“Healthcare can’t wait. The demands won’t wait. It is something that will not go away and it will always be political. Still the nature of healthcare demand is something that is changing in terms of social and political determinants. Nowadays the amount of need for care is dwarfed by the vast expanse of need for chronic condition management, of healthcare and wellness programmes and preventative care that exist in the community as a whole.

“It is also important to look at the changing culture of our clinicians. It is changing with the lifestyle of our doctors and our nurses and our therapists and our teams. We have to understand the young people go to college and they don’t change just because they get a degree or a certificate or a new white coat. Wellness issues exist in young people who take on clinical roles just as they do elsewhere. We need to understand that the prevalence of suicide amongst doctors for example is probably three times the background rate. It is not possible to dismiss the risk factors for clinicians by assuming that these people are different from the rest of society. The prevalence of cannabis use and of alcohol abuse are very common amongst young people and so will be common amongst our young staff.

If we look at the staff quality of life continuum as it relates to professional behaviour we see that there is a difference between distressed staff and well staff.

“If you look at the guidelines of the Medical Council, eight domains of good professional practice contributing to these things are described. Two of these, clinical skills and scholarship I would suggest are well catered for in their training and education, but the other six are not. They include intangibles such as professionalism, management including self-management, the relationship to patients, communication and interpersonal skills and collaboration and team work. These ‘difficult to define’ concepts are actually the ones that bring most clinicians to crisis point and they are the ones that impact perhaps most commonly on patient experience. It is these factors that we need to look at if we are going to have a fuller understanding of the management of our health service personnel.

“You might ask why any of this matters to a healthcare manager and it is a reasonable question. The reason clinician wellbeing really matters to the healthcare manager is because clinician wellbeing really matters to patient care. We know if we look at the staff quality of life continuum as it relates to professional behaviour we see that there is a difference between distressed staff and well staff. Distressed clinicians focus on themselves and they have reduced empathy. Well staff focus on the patient and they have increased empathy. Distressed staff have reduced compassion with more medical errors, poorer communication, less satisfaction at work and a higher prevalence of depression and substance misuse. Well staff are able to have compassion. Their quality of care is high; they have enhanced communication and greater satisfaction at work.

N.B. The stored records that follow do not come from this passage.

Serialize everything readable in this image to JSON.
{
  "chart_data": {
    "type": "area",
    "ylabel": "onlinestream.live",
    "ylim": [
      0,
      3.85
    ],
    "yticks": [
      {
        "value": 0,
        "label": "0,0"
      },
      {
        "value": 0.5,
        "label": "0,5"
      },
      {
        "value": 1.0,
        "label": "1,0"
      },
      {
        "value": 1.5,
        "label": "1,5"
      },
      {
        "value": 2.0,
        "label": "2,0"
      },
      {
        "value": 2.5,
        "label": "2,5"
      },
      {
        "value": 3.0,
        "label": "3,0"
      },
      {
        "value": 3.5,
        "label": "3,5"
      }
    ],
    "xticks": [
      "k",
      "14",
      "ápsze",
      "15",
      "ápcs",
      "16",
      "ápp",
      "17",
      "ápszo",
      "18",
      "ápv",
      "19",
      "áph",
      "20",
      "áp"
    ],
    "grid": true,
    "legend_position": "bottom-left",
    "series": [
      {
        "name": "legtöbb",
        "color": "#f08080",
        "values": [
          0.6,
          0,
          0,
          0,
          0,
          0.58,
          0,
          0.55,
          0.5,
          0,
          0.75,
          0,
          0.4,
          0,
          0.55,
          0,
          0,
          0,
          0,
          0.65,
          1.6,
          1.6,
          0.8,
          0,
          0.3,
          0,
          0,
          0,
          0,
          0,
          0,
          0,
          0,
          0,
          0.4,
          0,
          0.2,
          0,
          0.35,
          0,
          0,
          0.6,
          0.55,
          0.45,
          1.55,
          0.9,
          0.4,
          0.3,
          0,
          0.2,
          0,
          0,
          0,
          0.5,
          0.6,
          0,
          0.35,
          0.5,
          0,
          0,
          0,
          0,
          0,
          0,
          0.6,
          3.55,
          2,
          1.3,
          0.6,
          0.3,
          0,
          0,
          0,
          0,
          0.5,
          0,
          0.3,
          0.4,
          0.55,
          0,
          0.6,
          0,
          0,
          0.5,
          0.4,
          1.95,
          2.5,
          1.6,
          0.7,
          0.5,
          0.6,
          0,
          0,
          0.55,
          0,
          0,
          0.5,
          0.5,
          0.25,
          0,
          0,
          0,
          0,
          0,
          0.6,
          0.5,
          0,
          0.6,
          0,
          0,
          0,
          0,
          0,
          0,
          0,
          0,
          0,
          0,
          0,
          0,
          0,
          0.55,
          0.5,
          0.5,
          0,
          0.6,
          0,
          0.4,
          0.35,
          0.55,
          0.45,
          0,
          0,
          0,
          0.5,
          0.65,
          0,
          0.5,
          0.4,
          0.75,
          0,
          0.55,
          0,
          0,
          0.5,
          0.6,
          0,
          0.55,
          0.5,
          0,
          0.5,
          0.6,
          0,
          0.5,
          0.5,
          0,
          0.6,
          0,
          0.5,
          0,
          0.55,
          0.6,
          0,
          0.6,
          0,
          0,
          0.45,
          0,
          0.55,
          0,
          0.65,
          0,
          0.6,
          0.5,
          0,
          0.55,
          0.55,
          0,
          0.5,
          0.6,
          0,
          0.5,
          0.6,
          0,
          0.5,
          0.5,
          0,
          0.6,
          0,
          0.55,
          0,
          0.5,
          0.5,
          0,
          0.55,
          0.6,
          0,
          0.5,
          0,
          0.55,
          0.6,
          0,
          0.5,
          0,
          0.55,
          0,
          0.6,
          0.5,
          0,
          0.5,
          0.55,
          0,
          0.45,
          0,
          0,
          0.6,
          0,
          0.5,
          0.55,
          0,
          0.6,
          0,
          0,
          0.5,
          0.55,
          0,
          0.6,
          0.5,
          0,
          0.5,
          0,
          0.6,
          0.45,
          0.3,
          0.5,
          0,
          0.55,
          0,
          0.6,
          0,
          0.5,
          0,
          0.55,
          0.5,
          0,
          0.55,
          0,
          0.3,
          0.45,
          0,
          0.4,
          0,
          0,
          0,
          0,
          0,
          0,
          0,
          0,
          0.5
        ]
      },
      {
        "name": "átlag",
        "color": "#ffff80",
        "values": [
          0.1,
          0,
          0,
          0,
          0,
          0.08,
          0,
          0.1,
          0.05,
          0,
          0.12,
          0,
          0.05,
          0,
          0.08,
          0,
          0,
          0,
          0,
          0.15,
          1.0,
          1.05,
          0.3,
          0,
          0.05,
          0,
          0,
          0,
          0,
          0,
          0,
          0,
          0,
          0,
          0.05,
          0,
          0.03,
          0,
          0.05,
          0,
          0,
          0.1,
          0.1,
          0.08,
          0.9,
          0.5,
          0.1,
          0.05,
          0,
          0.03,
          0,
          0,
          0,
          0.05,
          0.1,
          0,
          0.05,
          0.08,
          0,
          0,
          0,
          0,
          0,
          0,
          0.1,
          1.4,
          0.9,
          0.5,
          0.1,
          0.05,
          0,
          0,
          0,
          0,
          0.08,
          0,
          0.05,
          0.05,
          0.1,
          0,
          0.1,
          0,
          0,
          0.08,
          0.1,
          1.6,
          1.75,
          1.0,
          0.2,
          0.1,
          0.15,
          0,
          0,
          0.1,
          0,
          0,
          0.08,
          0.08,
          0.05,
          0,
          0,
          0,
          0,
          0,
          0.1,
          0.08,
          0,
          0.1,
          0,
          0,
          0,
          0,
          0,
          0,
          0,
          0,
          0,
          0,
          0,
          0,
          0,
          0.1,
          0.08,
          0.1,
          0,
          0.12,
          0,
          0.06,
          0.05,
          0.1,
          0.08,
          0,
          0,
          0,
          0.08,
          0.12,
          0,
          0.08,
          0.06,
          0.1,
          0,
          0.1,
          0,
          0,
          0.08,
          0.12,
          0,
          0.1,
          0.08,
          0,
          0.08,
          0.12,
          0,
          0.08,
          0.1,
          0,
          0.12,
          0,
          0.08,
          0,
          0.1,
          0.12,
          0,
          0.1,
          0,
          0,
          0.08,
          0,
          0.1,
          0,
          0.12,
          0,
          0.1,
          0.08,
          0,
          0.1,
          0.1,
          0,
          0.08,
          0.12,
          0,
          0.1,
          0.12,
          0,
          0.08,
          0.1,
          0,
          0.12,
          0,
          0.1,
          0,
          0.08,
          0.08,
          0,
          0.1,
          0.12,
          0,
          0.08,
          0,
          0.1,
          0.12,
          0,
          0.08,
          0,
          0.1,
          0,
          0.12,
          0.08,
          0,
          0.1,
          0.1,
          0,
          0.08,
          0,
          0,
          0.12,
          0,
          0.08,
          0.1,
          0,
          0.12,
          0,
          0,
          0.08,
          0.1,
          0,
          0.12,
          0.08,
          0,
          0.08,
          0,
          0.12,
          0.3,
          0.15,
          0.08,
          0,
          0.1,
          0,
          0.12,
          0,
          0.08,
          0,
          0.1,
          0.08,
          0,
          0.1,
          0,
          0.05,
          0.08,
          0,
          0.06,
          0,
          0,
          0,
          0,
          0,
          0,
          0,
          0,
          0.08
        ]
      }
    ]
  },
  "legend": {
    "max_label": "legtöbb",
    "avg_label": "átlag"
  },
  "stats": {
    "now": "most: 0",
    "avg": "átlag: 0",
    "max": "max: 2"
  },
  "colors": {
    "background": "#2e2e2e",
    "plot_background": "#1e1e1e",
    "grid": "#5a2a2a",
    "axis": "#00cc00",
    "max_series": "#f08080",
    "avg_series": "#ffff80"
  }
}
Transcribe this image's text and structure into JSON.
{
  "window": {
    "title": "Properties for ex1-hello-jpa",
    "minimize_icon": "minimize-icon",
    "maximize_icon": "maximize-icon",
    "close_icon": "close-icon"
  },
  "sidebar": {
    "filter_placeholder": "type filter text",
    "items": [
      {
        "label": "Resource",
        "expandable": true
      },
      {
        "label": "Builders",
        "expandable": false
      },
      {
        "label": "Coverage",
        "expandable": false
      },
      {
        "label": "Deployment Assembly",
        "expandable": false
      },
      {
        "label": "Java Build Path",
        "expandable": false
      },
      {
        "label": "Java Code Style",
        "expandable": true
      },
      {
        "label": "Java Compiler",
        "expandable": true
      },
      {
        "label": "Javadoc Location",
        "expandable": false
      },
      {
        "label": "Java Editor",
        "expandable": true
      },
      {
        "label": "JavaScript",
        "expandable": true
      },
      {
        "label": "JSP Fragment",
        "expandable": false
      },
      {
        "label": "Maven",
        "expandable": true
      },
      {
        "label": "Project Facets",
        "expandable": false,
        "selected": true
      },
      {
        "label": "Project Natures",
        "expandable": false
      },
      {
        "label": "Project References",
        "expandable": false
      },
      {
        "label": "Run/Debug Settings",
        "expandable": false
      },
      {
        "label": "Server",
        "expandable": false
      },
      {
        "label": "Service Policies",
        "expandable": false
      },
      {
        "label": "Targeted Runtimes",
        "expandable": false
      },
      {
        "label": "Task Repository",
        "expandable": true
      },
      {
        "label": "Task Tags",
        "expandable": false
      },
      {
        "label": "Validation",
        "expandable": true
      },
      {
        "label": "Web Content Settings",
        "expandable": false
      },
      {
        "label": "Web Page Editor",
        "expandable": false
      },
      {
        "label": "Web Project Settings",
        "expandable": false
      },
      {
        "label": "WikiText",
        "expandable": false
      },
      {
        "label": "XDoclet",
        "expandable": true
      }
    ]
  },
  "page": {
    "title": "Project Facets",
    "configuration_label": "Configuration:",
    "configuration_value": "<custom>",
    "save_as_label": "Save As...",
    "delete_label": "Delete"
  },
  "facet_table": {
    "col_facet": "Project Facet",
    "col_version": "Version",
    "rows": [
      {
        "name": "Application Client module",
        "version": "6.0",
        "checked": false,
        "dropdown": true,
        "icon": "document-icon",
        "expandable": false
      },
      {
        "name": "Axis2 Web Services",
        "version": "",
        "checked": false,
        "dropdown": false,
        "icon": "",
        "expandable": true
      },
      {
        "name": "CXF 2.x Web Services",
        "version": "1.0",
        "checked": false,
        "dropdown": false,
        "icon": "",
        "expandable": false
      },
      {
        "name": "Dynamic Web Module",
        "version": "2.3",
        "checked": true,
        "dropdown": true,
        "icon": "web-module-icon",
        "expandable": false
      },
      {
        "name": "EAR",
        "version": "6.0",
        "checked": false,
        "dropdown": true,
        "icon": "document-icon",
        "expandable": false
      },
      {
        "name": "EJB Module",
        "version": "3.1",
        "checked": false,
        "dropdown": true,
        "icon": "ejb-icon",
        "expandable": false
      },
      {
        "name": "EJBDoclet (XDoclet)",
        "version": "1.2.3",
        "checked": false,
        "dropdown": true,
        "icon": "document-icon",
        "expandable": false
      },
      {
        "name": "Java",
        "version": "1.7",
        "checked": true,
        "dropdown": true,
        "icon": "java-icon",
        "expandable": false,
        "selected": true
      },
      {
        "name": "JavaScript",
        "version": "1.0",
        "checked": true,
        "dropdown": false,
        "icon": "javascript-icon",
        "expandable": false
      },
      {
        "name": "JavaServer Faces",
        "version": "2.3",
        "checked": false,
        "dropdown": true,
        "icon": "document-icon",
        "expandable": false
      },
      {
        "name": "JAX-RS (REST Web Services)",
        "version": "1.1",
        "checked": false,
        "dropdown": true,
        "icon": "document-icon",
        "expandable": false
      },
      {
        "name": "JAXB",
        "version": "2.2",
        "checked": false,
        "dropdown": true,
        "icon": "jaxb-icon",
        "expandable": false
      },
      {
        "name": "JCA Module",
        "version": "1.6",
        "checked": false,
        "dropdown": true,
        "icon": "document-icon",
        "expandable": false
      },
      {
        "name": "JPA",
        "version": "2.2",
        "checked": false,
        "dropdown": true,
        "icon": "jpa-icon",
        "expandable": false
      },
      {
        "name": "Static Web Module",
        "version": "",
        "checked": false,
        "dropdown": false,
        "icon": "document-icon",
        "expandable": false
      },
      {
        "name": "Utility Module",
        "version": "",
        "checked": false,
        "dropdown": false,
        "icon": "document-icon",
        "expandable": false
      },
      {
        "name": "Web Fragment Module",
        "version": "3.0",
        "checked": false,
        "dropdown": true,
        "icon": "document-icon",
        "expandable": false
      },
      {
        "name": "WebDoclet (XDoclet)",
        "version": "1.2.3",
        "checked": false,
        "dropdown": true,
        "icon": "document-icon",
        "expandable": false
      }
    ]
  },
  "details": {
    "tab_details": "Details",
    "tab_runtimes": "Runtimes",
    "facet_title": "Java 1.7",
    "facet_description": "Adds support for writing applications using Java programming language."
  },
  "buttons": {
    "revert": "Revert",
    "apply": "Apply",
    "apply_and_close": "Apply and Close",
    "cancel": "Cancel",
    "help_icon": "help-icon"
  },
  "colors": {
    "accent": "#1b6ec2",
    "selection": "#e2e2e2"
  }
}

“We could also promote wellbeing if we had a common understanding of what wellbeing might be. My favourite understanding of wellness comes from the work of the New Economic Forum which describes ‘five ways to wellbeing’. They are to connect, be active, take notice, and keep learning and give. These five ways are characteristics of those who have wellbeing but they are also activities we could use to fill our lives.

”Burnout isn’t inevitable. It could be something that we as clinicians and as managers could look to prevent for ourselves, but as managers we must promote an environment where it is actually addressed. This involves introducing choice and making sure that the balance between stress and satisfaction is not unfavourable and so burnout is not inevitable.

“This leadership also involves promoting a concept known as ‘resilience’. There are six domains of resilience which we could look at. These are education, a secure base, social competences, friendships, talents and interests and of course positive values. All contribute to resilience.

“The resilient way forward is through teamwork and that involves all of us. We need to work together. We need to find models where this is possible.”